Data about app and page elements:

------

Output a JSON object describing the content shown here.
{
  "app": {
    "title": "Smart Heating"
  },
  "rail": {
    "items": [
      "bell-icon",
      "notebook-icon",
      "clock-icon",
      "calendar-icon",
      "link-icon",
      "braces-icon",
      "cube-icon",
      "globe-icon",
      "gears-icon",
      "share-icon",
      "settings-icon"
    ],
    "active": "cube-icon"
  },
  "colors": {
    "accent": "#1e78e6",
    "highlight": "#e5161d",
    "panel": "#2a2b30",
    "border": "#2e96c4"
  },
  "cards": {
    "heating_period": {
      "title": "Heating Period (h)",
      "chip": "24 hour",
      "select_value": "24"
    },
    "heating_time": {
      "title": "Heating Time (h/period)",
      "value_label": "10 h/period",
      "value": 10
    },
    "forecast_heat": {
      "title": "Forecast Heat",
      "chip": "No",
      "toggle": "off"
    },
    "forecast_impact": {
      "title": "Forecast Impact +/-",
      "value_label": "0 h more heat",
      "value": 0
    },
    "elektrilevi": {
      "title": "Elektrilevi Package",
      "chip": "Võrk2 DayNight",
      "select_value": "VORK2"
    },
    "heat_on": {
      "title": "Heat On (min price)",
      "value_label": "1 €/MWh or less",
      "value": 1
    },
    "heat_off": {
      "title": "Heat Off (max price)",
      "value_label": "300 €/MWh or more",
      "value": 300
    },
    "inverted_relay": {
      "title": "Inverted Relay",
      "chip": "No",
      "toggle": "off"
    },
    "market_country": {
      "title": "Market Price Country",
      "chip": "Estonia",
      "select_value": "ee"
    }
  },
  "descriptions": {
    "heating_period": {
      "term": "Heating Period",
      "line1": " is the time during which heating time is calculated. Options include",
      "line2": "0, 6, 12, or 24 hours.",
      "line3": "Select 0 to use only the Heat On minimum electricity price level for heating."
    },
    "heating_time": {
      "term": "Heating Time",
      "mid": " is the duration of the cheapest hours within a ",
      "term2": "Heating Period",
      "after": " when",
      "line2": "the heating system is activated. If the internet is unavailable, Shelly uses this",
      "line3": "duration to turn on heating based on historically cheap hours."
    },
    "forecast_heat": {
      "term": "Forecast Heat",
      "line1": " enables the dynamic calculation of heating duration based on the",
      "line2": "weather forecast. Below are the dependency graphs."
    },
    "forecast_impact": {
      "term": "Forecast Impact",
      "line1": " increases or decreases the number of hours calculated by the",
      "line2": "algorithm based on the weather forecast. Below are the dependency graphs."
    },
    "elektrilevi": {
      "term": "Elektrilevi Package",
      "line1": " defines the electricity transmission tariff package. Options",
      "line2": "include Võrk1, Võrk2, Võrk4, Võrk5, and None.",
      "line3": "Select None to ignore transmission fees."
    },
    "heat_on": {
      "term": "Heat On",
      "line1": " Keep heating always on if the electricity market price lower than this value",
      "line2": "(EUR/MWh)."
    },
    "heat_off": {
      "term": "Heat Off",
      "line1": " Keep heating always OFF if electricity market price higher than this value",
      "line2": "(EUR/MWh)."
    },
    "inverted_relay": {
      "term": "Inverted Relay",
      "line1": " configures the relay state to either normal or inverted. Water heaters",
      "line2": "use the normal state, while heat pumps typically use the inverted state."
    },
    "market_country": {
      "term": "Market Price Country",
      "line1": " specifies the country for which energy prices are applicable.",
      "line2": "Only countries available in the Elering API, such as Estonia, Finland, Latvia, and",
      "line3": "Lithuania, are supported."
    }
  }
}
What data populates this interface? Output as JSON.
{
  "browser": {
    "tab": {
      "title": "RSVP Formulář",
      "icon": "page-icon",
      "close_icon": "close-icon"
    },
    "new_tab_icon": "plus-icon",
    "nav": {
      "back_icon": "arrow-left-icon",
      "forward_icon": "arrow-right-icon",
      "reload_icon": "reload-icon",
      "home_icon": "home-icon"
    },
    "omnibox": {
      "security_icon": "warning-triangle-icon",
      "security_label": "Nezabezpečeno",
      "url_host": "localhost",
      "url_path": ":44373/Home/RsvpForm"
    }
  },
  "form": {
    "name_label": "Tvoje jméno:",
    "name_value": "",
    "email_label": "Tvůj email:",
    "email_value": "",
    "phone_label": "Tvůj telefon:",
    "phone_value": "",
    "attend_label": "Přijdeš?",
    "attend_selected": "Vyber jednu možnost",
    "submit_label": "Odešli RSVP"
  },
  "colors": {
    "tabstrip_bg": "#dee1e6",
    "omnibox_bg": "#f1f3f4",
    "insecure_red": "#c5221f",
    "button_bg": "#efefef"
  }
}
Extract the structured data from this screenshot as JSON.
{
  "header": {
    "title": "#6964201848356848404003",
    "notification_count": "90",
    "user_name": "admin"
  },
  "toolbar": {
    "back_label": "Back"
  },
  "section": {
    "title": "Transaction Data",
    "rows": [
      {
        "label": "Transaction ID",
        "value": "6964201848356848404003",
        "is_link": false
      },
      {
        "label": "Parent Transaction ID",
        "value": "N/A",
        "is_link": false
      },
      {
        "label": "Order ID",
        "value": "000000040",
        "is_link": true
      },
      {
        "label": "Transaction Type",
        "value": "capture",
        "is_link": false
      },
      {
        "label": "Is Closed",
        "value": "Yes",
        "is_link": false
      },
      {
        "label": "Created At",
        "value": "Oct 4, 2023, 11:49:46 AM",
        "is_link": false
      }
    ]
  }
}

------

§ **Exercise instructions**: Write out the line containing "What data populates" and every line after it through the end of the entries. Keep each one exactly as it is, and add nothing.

§ **Reply**:
What data populates this interface? Output as JSON.
{
  "browser": {
    "tab": {
      "title": "RSVP Formulář",
      "icon": "page-icon",
      "close_icon": "close-icon"
    },
    "new_tab_icon": "plus-icon",
    "nav": {
      "back_icon": "arrow-left-icon",
      "forward_icon": "arrow-right-icon",
      "reload_icon": "reload-icon",
      "home_icon": "home-icon"
    },
    "omnibox": {
      "security_icon": "warning-triangle-icon",
      "security_label": "Nezabezpečeno",
      "url_host": "localhost",
      "url_path": ":44373/Home/RsvpForm"
    }
  },
  "form": {
    "name_label": "Tvoje jméno:",
    "name_value": "",
    "email_label": "Tvůj email:",
    "email_value": "",
    "phone_label": "Tvůj telefon:",
    "phone_value": "",
    "attend_label": "Přijdeš?",
    "attend_selected": "Vyber jednu možnost",
    "submit_label": "Odešli RSVP"
  },
  "colors": {
    "tabstrip_bg": "#dee1e6",
    "omnibox_bg": "#f1f3f4",
    "insecure_red": "#c5221f",
    "button_bg": "#efefef"
  }
}
Extract the structured data from this screenshot as JSON.
{
  "header": {
    "title": "#6964201848356848404003",
    "notification_count": "90",
    "user_name": "admin"
  },
  "toolbar": {
    "back_label": "Back"
  },
  "section": {
    "title": "Transaction Data",
    "rows": [
      {
        "label": "Transaction ID",
        "value": "6964201848356848404003",
        "is_link": false
      },
      {
        "label": "Parent Transaction ID",
        "value": "N/A",
        "is_link": false
      },
      {
        "label": "Order ID",
        "value": "000000040",
        "is_link": true
      },
      {
        "label": "Transaction Type",
        "value": "capture",
        "is_link": false
      },
      {
        "label": "Is Closed",
        "value": "Yes",
        "is_link": false
      },
      {
        "label": "Created At",
        "value": "Oct 4, 2023, 11:49:46 AM",
        "is_link": false
      }
    ]
  }
}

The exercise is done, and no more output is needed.